What you need to do
The required output is every entry, printed exactly as written.
------ Record extracts ------
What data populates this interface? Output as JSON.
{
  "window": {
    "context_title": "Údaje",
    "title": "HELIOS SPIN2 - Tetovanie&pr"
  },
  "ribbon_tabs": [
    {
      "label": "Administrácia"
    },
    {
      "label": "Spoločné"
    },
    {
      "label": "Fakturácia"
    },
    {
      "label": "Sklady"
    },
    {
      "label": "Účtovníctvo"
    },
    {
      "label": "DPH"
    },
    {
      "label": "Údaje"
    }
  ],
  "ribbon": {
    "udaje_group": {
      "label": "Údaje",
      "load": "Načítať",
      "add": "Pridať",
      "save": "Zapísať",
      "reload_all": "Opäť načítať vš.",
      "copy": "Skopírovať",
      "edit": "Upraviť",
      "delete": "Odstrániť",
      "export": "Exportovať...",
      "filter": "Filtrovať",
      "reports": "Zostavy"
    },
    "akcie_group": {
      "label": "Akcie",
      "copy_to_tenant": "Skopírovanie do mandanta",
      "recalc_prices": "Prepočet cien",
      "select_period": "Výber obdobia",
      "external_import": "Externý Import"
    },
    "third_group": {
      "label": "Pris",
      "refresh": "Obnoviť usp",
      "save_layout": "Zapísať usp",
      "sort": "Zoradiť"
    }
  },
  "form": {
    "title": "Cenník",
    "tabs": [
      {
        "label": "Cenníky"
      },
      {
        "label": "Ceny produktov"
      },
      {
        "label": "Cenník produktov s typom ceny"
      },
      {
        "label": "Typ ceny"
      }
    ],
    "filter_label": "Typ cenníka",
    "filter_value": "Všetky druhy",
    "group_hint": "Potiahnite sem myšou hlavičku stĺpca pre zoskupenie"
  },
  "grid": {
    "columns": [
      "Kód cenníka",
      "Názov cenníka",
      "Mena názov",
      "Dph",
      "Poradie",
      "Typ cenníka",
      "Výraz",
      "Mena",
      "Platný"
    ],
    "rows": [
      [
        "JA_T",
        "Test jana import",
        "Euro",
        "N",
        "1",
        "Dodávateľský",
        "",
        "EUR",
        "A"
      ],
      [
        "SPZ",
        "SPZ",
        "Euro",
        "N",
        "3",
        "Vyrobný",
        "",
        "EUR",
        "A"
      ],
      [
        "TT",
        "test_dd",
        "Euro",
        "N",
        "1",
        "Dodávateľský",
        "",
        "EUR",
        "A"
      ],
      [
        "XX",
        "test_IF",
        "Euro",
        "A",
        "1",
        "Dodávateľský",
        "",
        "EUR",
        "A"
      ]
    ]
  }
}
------
Expected output
What data populates this interface? Output as JSON.
{
  "window": {
    "context_title": "Údaje",
    "title": "HELIOS SPIN2 - Tetovanie&pr"
  },
  "ribbon_tabs": [
    {
      "label": "Administrácia"
    },
    {
      "label": "Spoločné"
    },
    {
      "label": "Fakturácia"
    },
    {
      "label": "Sklady"
    },
    {
      "label": "Účtovníctvo"
    },
    {
      "label": "DPH"
    },
    {
      "label": "Údaje"
    }
  ],
  "ribbon": {
    "udaje_group": {
      "label": "Údaje",
      "load": "Načítať",
      "add": "Pridať",
      "save": "Zapísať",
      "reload_all": "Opäť načítať vš.",
      "copy": "Skopírovať",
      "edit": "Upraviť",
      "delete": "Odstrániť",
      "export": "Exportovať...",
      "filter": "Filtrovať",
      "reports": "Zostavy"
    },
    "akcie_group": {
      "label": "Akcie",
      "copy_to_tenant": "Skopírovanie do mandanta",
      "recalc_prices": "Prepočet cien",
      "select_period": "Výber obdobia",
      "external_import": "Externý Import"
    },
    "third_group": {
      "label": "Pris",
      "refresh": "Obnoviť usp",
      "save_layout": "Zapísať usp",
      "sort": "Zoradiť"
    }
  },
  "form": {
    "title": "Cenník",
    "tabs": [
      {
        "label": "Cenníky"
      },
      {
        "label": "Ceny produktov"
      },
      {
        "label": "Cenník produktov s typom ceny"
      },
      {
        "label": "Typ ceny"
      }
    ],
    "filter_label": "Typ cenníka",
    "filter_value": "Všetky druhy",
    "group_hint": "Potiahnite sem myšou hlavičku stĺpca pre zoskupenie"
  },
  "grid": {
    "columns": [
      "Kód cenníka",
      "Názov cenníka",
      "Mena názov",
      "Dph",
      "Poradie",
      "Typ cenníka",
      "Výraz",
      "Mena",
      "Platný"
    ],
    "rows": [
      [
        "JA_T",
        "Test jana import",
        "Euro",
        "N",
        "1",
        "Dodávateľský",
        "",
        "EUR",
        "A"
      ],
      [
        "SPZ",
        "SPZ",
        "Euro",
        "N",
        "3",
        "Vyrobný",
        "",
        "EUR",
        "A"
      ],
      [
        "TT",
        "test_dd",
        "Euro",
        "N",
        "1",
        "Dodávateľský",
        "",
        "EUR",
        "A"
      ],
      [
        "XX",
        "test_IF",
        "Euro",
        "A",
        "1",
        "Dodávateľský",
        "",
        "EUR",
        "A"
      ]
    ]
  }
}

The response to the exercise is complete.